Wine appreciation and various styles have definite eras and trends that come and go. Many of one accepted traditions and "rules" are no longer followed, some of which were in the category of general "urban myth" in the first place.
According to those who know, here is a list of some rules and traditions that are now deemed to be either antiquated "myths", lazy generalizations, or are ripe for reconsideration:
Professional wine tasters can repeat their results - not true, apparently, from blind studies done over several years at competitions.
Boxed wine is for plebeians - convenience of packaging and better preservation techniques is gaining new traction amongst the trendy and younger set.
Reds with meats, whites with fish - a rule of thumb that didn't mean much ever.
All wine gets better with age - most wine is created to be drunk within a year or two.
You should be ashamed of putting ice in your wine - horrors! But this is a way that can be used to dilute especially strong wine (in the same manner as adding water to Scotch) or to chill a wine quickly.
Cork stoppers are better than twist-off caps - screw type caps been proven to perform better than corks in protecting wine from harmful oxidation, though lack the theatrical flair when opening.
The more expensive a wine, the better it tastes - psychology, my dears.
Sweet wines are for amateurs - Riesling now appears on the list of most expensive wines, and French Sauternes and Italian Amarone are some of the most treasured of dessert wines.
As with everything, your palette can decide.

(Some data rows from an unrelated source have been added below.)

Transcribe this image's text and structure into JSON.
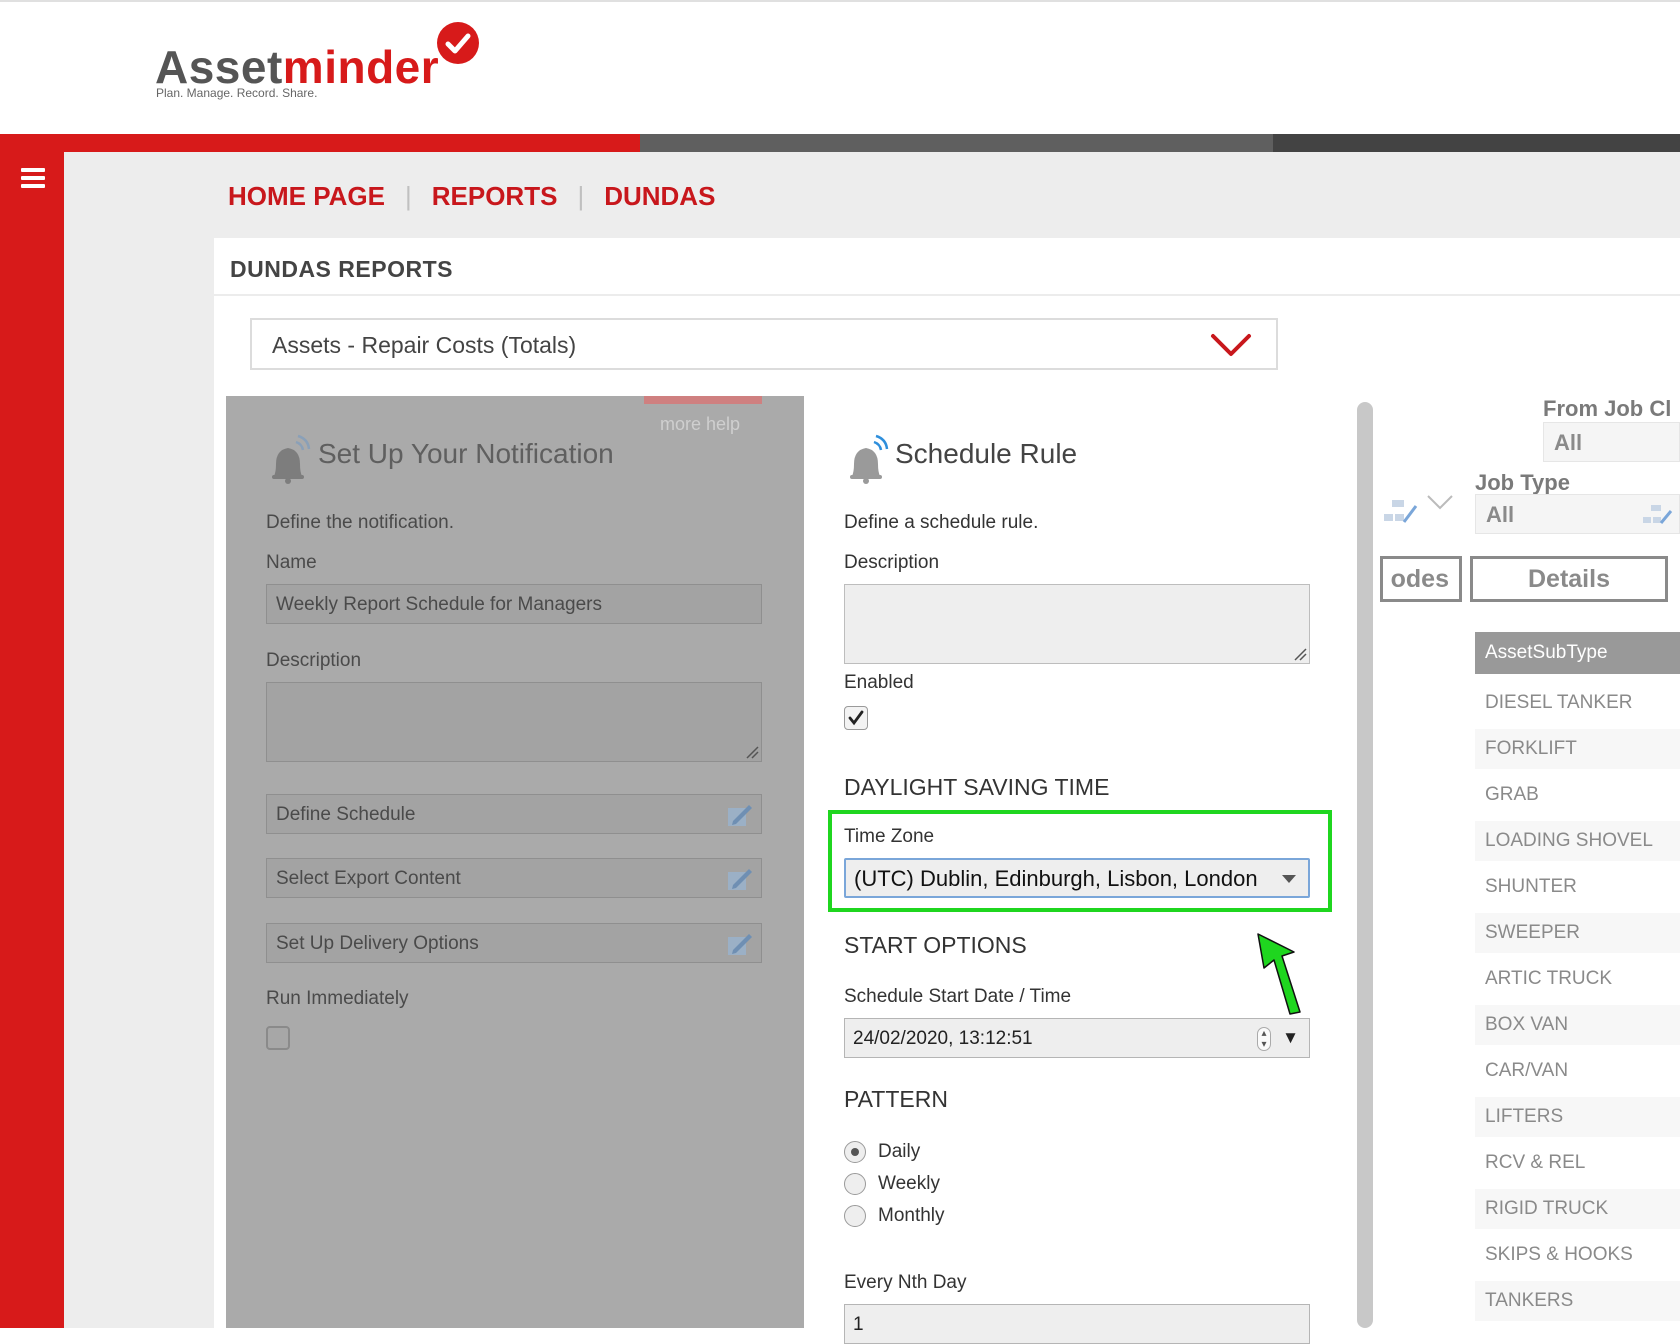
{
  "brand": {
    "name_part1": "Asset",
    "name_part2": "minder",
    "tagline": "Plan. Manage. Record. Share."
  },
  "colors": {
    "brand_red": "#d71a1a",
    "highlight_green": "#1fd61f"
  },
  "breadcrumb": [
    {
      "label": "HOME PAGE"
    },
    {
      "label": "REPORTS"
    },
    {
      "label": "DUNDAS"
    }
  ],
  "panel": {
    "title": "DUNDAS REPORTS"
  },
  "report_select": {
    "value": "Assets - Repair Costs (Totals)"
  },
  "notification": {
    "more_help": "more help",
    "title": "Set Up Your Notification",
    "intro": "Define the notification.",
    "name_label": "Name",
    "name_value": "Weekly Report Schedule for Managers",
    "description_label": "Description",
    "define_schedule": "Define Schedule",
    "select_export": "Select Export Content",
    "delivery_options": "Set Up Delivery Options",
    "run_immediately": "Run Immediately"
  },
  "schedule": {
    "title": "Schedule Rule",
    "intro": "Define a schedule rule.",
    "description_label": "Description",
    "enabled_label": "Enabled",
    "dst_heading": "DAYLIGHT SAVING TIME",
    "time_zone_label": "Time Zone",
    "time_zone_value": "(UTC) Dublin, Edinburgh, Lisbon, London",
    "start_heading": "START OPTIONS",
    "start_label": "Schedule Start Date / Time",
    "start_value": "24/02/2020, 13:12:51",
    "pattern_heading": "PATTERN",
    "patterns": [
      {
        "label": "Daily",
        "selected": true
      },
      {
        "label": "Weekly",
        "selected": false
      },
      {
        "label": "Monthly",
        "selected": false
      }
    ],
    "nth_label": "Every Nth Day",
    "nth_value": "1"
  },
  "report_bg": {
    "from_job_label": "From Job Cl",
    "from_job_value": "All",
    "job_type_label": "Job Type",
    "job_type_value": "All",
    "codes_tab": "odes",
    "details_tab": "Details",
    "list_header": "AssetSubType",
    "list_items": [
      "DIESEL TANKER",
      "FORKLIFT",
      "GRAB",
      "LOADING SHOVEL",
      "SHUNTER",
      "SWEEPER",
      "ARTIC TRUCK",
      "BOX VAN",
      "CAR/VAN",
      "LIFTERS",
      "RCV & REL",
      "RIGID TRUCK",
      "SKIPS & HOOKS",
      "TANKERS"
    ]
  }
}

Cheers, my dears!
This fashion tartan was designed by West Coast Woolen Mill in 1973.
For more on the more unusual colours of wines available, click the wine colour array!